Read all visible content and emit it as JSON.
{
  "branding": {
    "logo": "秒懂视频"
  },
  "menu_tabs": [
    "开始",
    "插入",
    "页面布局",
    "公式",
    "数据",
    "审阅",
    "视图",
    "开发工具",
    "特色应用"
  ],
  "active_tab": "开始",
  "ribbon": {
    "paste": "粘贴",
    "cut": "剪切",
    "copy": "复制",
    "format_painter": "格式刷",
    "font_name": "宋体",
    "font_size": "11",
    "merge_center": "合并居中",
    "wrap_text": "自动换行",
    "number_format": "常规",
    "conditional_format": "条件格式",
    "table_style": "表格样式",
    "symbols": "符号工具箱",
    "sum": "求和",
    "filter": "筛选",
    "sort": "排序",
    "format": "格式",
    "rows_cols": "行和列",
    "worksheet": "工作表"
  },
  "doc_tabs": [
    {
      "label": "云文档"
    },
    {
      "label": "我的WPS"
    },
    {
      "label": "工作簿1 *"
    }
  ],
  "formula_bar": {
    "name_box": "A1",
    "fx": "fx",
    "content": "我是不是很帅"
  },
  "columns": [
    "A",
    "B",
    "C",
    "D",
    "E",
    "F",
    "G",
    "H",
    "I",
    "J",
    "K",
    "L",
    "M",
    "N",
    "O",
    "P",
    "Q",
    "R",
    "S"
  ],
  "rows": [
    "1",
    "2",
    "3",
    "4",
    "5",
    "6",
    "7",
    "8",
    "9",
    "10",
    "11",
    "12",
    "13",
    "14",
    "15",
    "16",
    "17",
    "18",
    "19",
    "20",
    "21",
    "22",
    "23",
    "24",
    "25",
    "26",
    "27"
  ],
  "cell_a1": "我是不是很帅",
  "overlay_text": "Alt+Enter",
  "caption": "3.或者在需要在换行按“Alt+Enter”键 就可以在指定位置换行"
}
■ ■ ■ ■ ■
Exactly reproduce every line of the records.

**Exercise output**
Read all visible content and emit it as JSON.
{
  "branding": {
    "logo": "秒懂视频"
  },
  "menu_tabs": [
    "开始",
    "插入",
    "页面布局",
    "公式",
    "数据",
    "审阅",
    "视图",
    "开发工具",
    "特色应用"
  ],
  "active_tab": "开始",
  "ribbon": {
    "paste": "粘贴",
    "cut": "剪切",
    "copy": "复制",
    "format_painter": "格式刷",
    "font_name": "宋体",
    "font_size": "11",
    "merge_center": "合并居中",
    "wrap_text": "自动换行",
    "number_format": "常规",
    "conditional_format": "条件格式",
    "table_style": "表格样式",
    "symbols": "符号工具箱",
    "sum": "求和",
    "filter": "筛选",
    "sort": "排序",
    "format": "格式",
    "rows_cols": "行和列",
    "worksheet": "工作表"
  },
  "doc_tabs": [
    {
      "label": "云文档"
    },
    {
      "label": "我的WPS"
    },
    {
      "label": "工作簿1 *"
    }
  ],
  "formula_bar": {
    "name_box": "A1",
    "fx": "fx",
    "content": "我是不是很帅"
  },
  "columns": [
    "A",
    "B",
    "C",
    "D",
    "E",
    "F",
    "G",
    "H",
    "I",
    "J",
    "K",
    "L",
    "M",
    "N",
    "O",
    "P",
    "Q",
    "R",
    "S"
  ],
  "rows": [
    "1",
    "2",
    "3",
    "4",
    "5",
    "6",
    "7",
    "8",
    "9",
    "10",
    "11",
    "12",
    "13",
    "14",
    "15",
    "16",
    "17",
    "18",
    "19",
    "20",
    "21",
    "22",
    "23",
    "24",
    "25",
    "26",
    "27"
  ],
  "cell_a1": "我是不是很帅",
  "overlay_text": "Alt+Enter",
  "caption": "3.或者在需要在换行按“Alt+Enter”键 就可以在指定位置换行"
}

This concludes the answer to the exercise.